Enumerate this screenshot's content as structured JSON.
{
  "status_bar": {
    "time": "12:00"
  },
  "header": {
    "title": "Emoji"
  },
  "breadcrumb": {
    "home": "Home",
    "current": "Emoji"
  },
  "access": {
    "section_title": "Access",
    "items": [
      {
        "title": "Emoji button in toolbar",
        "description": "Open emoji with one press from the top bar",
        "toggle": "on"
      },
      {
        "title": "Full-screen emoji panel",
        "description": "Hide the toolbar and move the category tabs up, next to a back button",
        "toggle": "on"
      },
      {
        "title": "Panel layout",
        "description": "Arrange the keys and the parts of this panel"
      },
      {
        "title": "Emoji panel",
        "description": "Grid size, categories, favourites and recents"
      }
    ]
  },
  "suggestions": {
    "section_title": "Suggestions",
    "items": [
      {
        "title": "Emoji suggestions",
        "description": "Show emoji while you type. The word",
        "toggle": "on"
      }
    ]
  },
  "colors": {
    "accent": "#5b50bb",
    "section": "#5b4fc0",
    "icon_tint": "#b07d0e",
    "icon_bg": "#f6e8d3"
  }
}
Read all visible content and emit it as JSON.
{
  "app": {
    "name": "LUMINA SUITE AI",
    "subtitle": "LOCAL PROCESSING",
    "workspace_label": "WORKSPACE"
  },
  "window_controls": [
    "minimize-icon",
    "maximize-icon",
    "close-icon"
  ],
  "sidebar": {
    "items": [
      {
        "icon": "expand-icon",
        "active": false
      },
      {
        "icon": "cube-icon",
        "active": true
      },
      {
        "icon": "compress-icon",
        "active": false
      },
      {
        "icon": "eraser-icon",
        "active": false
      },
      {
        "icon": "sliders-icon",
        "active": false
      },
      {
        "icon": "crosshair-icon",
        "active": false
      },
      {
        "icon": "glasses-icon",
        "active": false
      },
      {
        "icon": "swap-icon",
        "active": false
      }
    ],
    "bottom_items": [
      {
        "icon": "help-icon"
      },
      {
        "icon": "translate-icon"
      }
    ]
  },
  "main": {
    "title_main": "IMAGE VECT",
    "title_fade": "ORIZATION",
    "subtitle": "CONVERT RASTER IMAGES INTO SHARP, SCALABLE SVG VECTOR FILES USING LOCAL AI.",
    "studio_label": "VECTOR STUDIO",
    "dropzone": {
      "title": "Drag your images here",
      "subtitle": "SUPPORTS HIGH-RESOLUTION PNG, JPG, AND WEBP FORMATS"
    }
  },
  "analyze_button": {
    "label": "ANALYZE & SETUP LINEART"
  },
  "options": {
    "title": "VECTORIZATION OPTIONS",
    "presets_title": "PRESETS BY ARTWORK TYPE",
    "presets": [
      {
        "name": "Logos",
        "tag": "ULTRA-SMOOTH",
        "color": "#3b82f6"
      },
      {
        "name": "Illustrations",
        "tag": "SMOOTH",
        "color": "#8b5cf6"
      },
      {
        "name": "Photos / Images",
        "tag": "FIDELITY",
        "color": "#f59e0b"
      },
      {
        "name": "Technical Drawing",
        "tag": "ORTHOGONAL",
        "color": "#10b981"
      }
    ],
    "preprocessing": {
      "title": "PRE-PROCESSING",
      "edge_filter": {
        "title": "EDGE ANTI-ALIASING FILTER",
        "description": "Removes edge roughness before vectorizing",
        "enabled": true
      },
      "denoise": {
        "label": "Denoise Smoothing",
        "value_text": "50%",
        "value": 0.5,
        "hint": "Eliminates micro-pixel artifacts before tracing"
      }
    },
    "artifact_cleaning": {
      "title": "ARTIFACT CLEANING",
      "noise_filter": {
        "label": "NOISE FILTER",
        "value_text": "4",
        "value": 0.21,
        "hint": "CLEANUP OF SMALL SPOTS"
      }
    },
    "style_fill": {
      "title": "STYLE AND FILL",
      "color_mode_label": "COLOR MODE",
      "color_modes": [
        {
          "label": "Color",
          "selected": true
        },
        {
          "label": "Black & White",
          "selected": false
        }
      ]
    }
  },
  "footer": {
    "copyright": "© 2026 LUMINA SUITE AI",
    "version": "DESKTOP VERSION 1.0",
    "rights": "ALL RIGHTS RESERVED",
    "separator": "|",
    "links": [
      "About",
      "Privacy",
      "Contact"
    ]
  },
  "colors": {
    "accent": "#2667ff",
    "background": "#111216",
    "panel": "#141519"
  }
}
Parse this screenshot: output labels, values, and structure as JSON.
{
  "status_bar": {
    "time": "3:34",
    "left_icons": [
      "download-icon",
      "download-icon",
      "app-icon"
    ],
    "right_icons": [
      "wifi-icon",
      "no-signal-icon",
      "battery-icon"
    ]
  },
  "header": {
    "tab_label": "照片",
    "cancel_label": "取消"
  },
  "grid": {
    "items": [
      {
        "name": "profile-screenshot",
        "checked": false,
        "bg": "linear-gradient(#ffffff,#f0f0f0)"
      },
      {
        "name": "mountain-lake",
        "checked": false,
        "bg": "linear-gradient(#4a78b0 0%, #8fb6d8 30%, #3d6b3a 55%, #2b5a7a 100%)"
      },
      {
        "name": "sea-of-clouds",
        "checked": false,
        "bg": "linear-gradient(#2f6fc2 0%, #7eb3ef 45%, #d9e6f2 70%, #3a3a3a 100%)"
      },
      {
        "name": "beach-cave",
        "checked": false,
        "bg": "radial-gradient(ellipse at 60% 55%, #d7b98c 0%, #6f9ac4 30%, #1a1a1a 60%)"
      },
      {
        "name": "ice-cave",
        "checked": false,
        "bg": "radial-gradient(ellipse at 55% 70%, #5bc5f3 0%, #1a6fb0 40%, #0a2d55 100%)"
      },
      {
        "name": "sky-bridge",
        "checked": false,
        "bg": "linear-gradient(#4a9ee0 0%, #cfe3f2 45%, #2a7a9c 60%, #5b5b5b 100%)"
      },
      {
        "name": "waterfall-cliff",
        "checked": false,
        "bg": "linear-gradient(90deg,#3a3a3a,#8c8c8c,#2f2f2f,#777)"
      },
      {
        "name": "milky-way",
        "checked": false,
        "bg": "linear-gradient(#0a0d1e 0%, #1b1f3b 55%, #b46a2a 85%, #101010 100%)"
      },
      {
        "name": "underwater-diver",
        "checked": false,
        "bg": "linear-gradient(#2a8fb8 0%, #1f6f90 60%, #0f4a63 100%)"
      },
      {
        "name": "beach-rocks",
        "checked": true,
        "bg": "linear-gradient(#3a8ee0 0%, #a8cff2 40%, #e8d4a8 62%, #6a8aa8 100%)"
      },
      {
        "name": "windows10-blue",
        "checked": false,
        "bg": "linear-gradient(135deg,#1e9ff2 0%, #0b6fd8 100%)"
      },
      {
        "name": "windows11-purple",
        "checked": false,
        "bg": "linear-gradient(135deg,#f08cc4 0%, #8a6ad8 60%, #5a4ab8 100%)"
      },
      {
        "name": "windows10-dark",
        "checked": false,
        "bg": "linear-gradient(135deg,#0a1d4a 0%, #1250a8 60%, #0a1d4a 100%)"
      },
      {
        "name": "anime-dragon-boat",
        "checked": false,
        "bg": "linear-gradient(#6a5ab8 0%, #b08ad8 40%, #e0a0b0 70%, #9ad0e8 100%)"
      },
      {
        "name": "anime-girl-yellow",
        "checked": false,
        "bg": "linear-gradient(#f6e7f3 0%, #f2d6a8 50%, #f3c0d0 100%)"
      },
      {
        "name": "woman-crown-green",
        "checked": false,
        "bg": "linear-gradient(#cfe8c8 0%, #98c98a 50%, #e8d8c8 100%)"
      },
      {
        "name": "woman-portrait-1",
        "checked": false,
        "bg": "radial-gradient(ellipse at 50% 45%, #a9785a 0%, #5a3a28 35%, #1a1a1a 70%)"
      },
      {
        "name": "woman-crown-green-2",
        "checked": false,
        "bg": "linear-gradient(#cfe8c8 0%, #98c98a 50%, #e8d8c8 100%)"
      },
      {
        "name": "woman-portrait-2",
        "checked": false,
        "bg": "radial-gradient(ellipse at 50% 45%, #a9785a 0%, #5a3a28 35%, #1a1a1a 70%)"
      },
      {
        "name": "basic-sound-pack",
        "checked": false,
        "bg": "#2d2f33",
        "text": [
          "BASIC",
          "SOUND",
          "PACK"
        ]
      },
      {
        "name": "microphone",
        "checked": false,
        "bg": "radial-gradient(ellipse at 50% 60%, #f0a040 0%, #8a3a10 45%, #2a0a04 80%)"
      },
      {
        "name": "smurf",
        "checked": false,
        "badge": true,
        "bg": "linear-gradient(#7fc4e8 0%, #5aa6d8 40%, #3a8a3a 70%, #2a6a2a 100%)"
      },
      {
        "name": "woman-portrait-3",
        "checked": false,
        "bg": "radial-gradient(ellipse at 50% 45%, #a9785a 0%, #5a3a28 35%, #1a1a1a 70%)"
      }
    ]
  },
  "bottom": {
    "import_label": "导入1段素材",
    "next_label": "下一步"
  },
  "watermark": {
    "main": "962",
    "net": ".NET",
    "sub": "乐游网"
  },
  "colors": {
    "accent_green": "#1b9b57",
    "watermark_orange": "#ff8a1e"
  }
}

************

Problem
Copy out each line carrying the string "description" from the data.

Answer
        "description": "Open emoji with one press from the top bar",
        "description": "Hide the toolbar and move the category tabs up, next to a back button",
        "description": "Arrange the keys and the parts of this panel"
        "description": "Grid size, categories, favourites and recents"
        "description": "Show emoji while you type. The word",
        "description": "Removes edge roughness before vectorizing",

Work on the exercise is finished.